§ Work instructions: The answer must be an exact copy of the lines from the one with "Give me the" through the final line of the records below, with no pictures.

(Page and application data records)

___

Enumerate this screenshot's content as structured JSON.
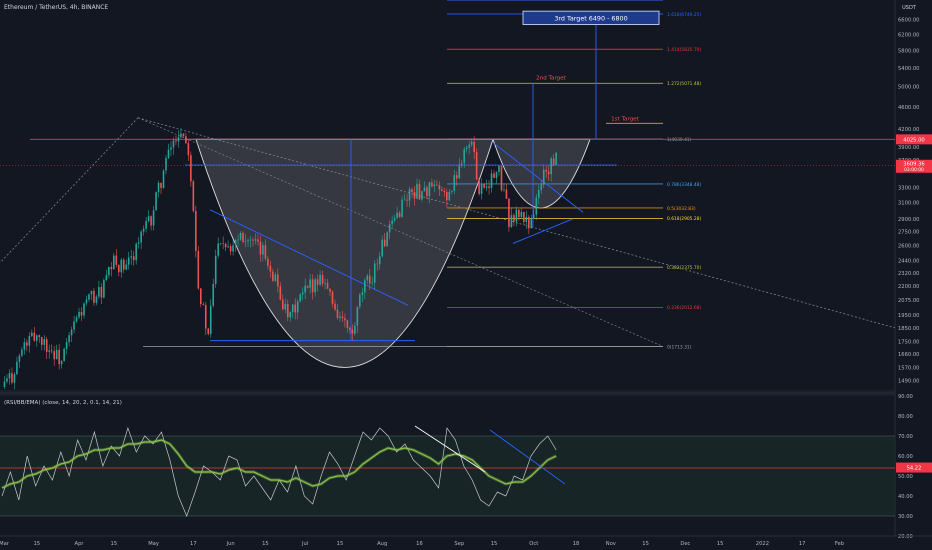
{
  "header": {
    "symbol_line": "Ethereum / TetherUS, 4h, BINANCE"
  },
  "colors": {
    "background": "#131722",
    "candle_up": "#26a69a",
    "candle_down": "#ef5350",
    "trendline": "#2962ff",
    "fib_level": "#d4e157",
    "resistance": "#e53935",
    "cup_fill": "#b0b0b0",
    "rsi_line": "#c8c8c8",
    "rsi_smooth": "#8bc34a",
    "price_badge": "#f23645"
  },
  "chart_data": [
    {
      "type": "candlestick",
      "title": "Ethereum / TetherUS, 4h, BINANCE",
      "currency": "USDT",
      "x_tick_labels": [
        "Mar",
        "15",
        "Apr",
        "15",
        "May",
        "17",
        "Jun",
        "15",
        "Jul",
        "15",
        "Aug",
        "16",
        "Sep",
        "15",
        "Oct",
        "18",
        "Nov",
        "15",
        "Dec",
        "15",
        "2022",
        "17",
        "Feb"
      ],
      "y_tick_labels": [
        "6600.00",
        "6200.00",
        "5800.00",
        "5400.00",
        "5000.00",
        "4600.00",
        "4200.00",
        "3900.00",
        "3700.00",
        "3300.00",
        "3100.00",
        "2900.00",
        "2750.00",
        "2600.00",
        "2440.00",
        "2320.00",
        "2200.00",
        "2075.00",
        "1950.00",
        "1850.00",
        "1750.00",
        "1660.00",
        "1570.00",
        "1490.00"
      ],
      "y_scale": "log",
      "ylim": [
        1420,
        7150
      ],
      "price_path": [
        [
          "Mar 1",
          1450
        ],
        [
          "Mar 5",
          1520
        ],
        [
          "Mar 10",
          1720
        ],
        [
          "Mar 15",
          1800
        ],
        [
          "Mar 20",
          1700
        ],
        [
          "Mar 25",
          1610
        ],
        [
          "Mar 31",
          1920
        ],
        [
          "Apr 5",
          2080
        ],
        [
          "Apr 10",
          2150
        ],
        [
          "Apr 15",
          2420
        ],
        [
          "Apr 20",
          2350
        ],
        [
          "Apr 25",
          2650
        ],
        [
          "Apr 30",
          2900
        ],
        [
          "May 4",
          3400
        ],
        [
          "May 8",
          3900
        ],
        [
          "May 12",
          4200
        ],
        [
          "May 15",
          3900
        ],
        [
          "May 19",
          2200
        ],
        [
          "May 23",
          1760
        ],
        [
          "May 27",
          2700
        ],
        [
          "Jun 1",
          2600
        ],
        [
          "Jun 5",
          2750
        ],
        [
          "Jun 10",
          2600
        ],
        [
          "Jun 15",
          2500
        ],
        [
          "Jun 20",
          2200
        ],
        [
          "Jun 24",
          1900
        ],
        [
          "Jun 28",
          2050
        ],
        [
          "Jul 3",
          2200
        ],
        [
          "Jul 8",
          2300
        ],
        [
          "Jul 12",
          2050
        ],
        [
          "Jul 16",
          1900
        ],
        [
          "Jul 20",
          1780
        ],
        [
          "Jul 24",
          2150
        ],
        [
          "Jul 28",
          2300
        ],
        [
          "Aug 1",
          2600
        ],
        [
          "Aug 5",
          2800
        ],
        [
          "Aug 9",
          3100
        ],
        [
          "Aug 13",
          3250
        ],
        [
          "Aug 17",
          3250
        ],
        [
          "Aug 21",
          3300
        ],
        [
          "Aug 25",
          3200
        ],
        [
          "Aug 29",
          3250
        ],
        [
          "Sep 3",
          3900
        ],
        [
          "Sep 6",
          3950
        ],
        [
          "Sep 9",
          3300
        ],
        [
          "Sep 13",
          3400
        ],
        [
          "Sep 17",
          3500
        ],
        [
          "Sep 21",
          2900
        ],
        [
          "Sep 25",
          2950
        ],
        [
          "Sep 29",
          2850
        ],
        [
          "Oct 2",
          3100
        ],
        [
          "Oct 5",
          3500
        ],
        [
          "Oct 8",
          3600
        ],
        [
          "Oct 10",
          3700
        ]
      ],
      "last_price": "3609.36",
      "last_price_countdown": "03:00:00",
      "resistance_price": "4025.00",
      "fib_levels": [
        {
          "ratio": "1.618",
          "price": "6749.25",
          "label": "1.618(6749.25)"
        },
        {
          "ratio": "1.414",
          "price": "5835.70",
          "label": "1.414(5835.70)"
        },
        {
          "ratio": "1.272",
          "price": "5071.48",
          "label": "1.272(5071.48)"
        },
        {
          "ratio": "1",
          "price": "4030.41",
          "label": "1(4030.41)"
        },
        {
          "ratio": "0.786",
          "price": "3348.48",
          "label": "0.786(3348.48)"
        },
        {
          "ratio": "0.5",
          "price": "3032.83",
          "label": "0.5(3032.83)"
        },
        {
          "ratio": "0.618",
          "price": "2905.28",
          "label": "0.618(2905.28)"
        },
        {
          "ratio": "0.382",
          "price": "2375.70",
          "label": "0.382(2375.70)"
        },
        {
          "ratio": "0.236",
          "price": "2012.68",
          "label": "0.236(2012.68)"
        },
        {
          "ratio": "0",
          "price": "1713.31",
          "label": "0(1713.31)"
        }
      ],
      "annotations": {
        "third_target": "3rd Target  6490  - 6800",
        "second_target": "2nd Target",
        "first_target": "1st Target"
      }
    },
    {
      "type": "line",
      "title": "(RSI/BB/EMA) (close, 14, 20, 2, 0.1, 14, 21)",
      "y_tick_labels": [
        "90.00",
        "80.00",
        "70.00",
        "60.00",
        "50.00",
        "40.00",
        "30.00",
        "20.00"
      ],
      "ylim": [
        20,
        90
      ],
      "upper_band": 70,
      "lower_band": 30,
      "last_value": "54.22",
      "series": [
        {
          "values": [
            40,
            52,
            38,
            60,
            45,
            55,
            48,
            62,
            50,
            68,
            58,
            72,
            55,
            65,
            60,
            74,
            62,
            70,
            66,
            72,
            58,
            40,
            30,
            42,
            55,
            52,
            48,
            60,
            58,
            45,
            50,
            44,
            38,
            48,
            42,
            55,
            40,
            36,
            50,
            62,
            56,
            48,
            60,
            72,
            68,
            74,
            70,
            62,
            66,
            58,
            54,
            50,
            44,
            74,
            68,
            55,
            48,
            38,
            35,
            42,
            40,
            50,
            48,
            60,
            66,
            70,
            63
          ]
        },
        {
          "values": [
            44,
            46,
            47,
            50,
            51,
            53,
            54,
            56,
            57,
            60,
            61,
            63,
            63,
            64,
            64,
            66,
            66,
            67,
            67,
            68,
            66,
            61,
            55,
            52,
            52,
            52,
            51,
            53,
            54,
            52,
            52,
            50,
            48,
            48,
            47,
            49,
            47,
            45,
            46,
            49,
            50,
            50,
            52,
            56,
            59,
            62,
            64,
            63,
            64,
            63,
            61,
            59,
            56,
            60,
            61,
            60,
            58,
            54,
            50,
            48,
            46,
            47,
            47,
            50,
            54,
            58,
            60
          ]
        }
      ]
    }
  ]
}
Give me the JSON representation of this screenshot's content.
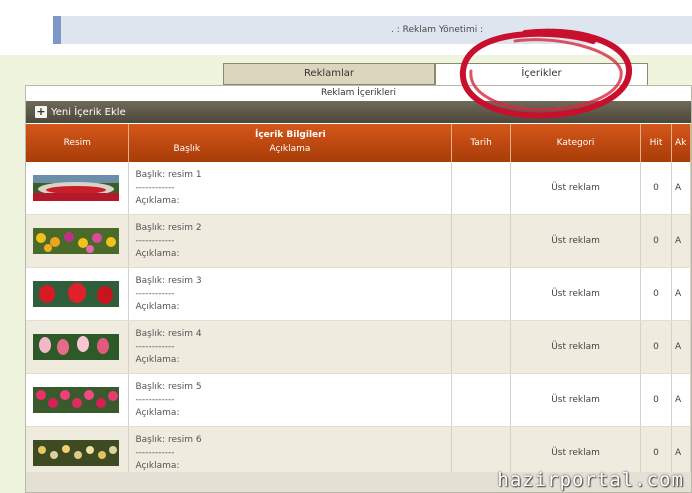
{
  "header": {
    "title": ". : Reklam Yönetimi :"
  },
  "tabs": [
    {
      "label": "Reklamlar"
    },
    {
      "label": "İçerikler"
    }
  ],
  "panel": {
    "title": "Reklam İçerikleri",
    "add_button": "Yeni İçerik Ekle"
  },
  "table": {
    "headers": {
      "resim": "Resim",
      "icerik": "İçerik Bilgileri",
      "baslik": "Başlık",
      "aciklama": "Açıklama",
      "tarih": "Tarih",
      "kategori": "Kategori",
      "hit": "Hit",
      "extra": "Ak"
    },
    "rows": [
      {
        "title": "Başlık: resim 1",
        "sep": "------------",
        "desc": "Açıklama:",
        "category": "Üst reklam",
        "hit": "0",
        "extra": "A"
      },
      {
        "title": "Başlık: resim 2",
        "sep": "------------",
        "desc": "Açıklama:",
        "category": "Üst reklam",
        "hit": "0",
        "extra": "A"
      },
      {
        "title": "Başlık: resim 3",
        "sep": "------------",
        "desc": "Açıklama:",
        "category": "Üst reklam",
        "hit": "0",
        "extra": "A"
      },
      {
        "title": "Başlık: resim 4",
        "sep": "------------",
        "desc": "Açıklama:",
        "category": "Üst reklam",
        "hit": "0",
        "extra": "A"
      },
      {
        "title": "Başlık: resim 5",
        "sep": "------------",
        "desc": "Açıklama:",
        "category": "Üst reklam",
        "hit": "0",
        "extra": "A"
      },
      {
        "title": "Başlık: resim 6",
        "sep": "------------",
        "desc": "Açıklama:",
        "category": "Üst reklam",
        "hit": "0",
        "extra": "A"
      }
    ]
  },
  "watermark": "hazirportal.com",
  "colors": {
    "header_orange": "#c44a12",
    "toolbar": "#5e5a4a",
    "annotation": "#c8102e",
    "row_alt": "#f0ebdf"
  }
}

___

§ Solution for this exercise:
Give me the JSON representation of this screenshot's content.
{
  "header": {
    "title": ". : Reklam Yönetimi :"
  },
  "tabs": [
    {
      "label": "Reklamlar"
    },
    {
      "label": "İçerikler"
    }
  ],
  "panel": {
    "title": "Reklam İçerikleri",
    "add_button": "Yeni İçerik Ekle"
  },
  "table": {
    "headers": {
      "resim": "Resim",
      "icerik": "İçerik Bilgileri",
      "baslik": "Başlık",
      "aciklama": "Açıklama",
      "tarih": "Tarih",
      "kategori": "Kategori",
      "hit": "Hit",
      "extra": "Ak"
    },
    "rows": [
      {
        "title": "Başlık: resim 1",
        "sep": "------------",
        "desc": "Açıklama:",
        "category": "Üst reklam",
        "hit": "0",
        "extra": "A"
      },
      {
        "title": "Başlık: resim 2",
        "sep": "------------",
        "desc": "Açıklama:",
        "category": "Üst reklam",
        "hit": "0",
        "extra": "A"
      },
      {
        "title": "Başlık: resim 3",
        "sep": "------------",
        "desc": "Açıklama:",
        "category": "Üst reklam",
        "hit": "0",
        "extra": "A"
      },
      {
        "title": "Başlık: resim 4",
        "sep": "------------",
        "desc": "Açıklama:",
        "category": "Üst reklam",
        "hit": "0",
        "extra": "A"
      },
      {
        "title": "Başlık: resim 5",
        "sep": "------------",
        "desc": "Açıklama:",
        "category": "Üst reklam",
        "hit": "0",
        "extra": "A"
      },
      {
        "title": "Başlık: resim 6",
        "sep": "------------",
        "desc": "Açıklama:",
        "category": "Üst reklam",
        "hit": "0",
        "extra": "A"
      }
    ]
  },
  "watermark": "hazirportal.com",
  "colors": {
    "header_orange": "#c44a12",
    "toolbar": "#5e5a4a",
    "annotation": "#c8102e",
    "row_alt": "#f0ebdf"
  }
}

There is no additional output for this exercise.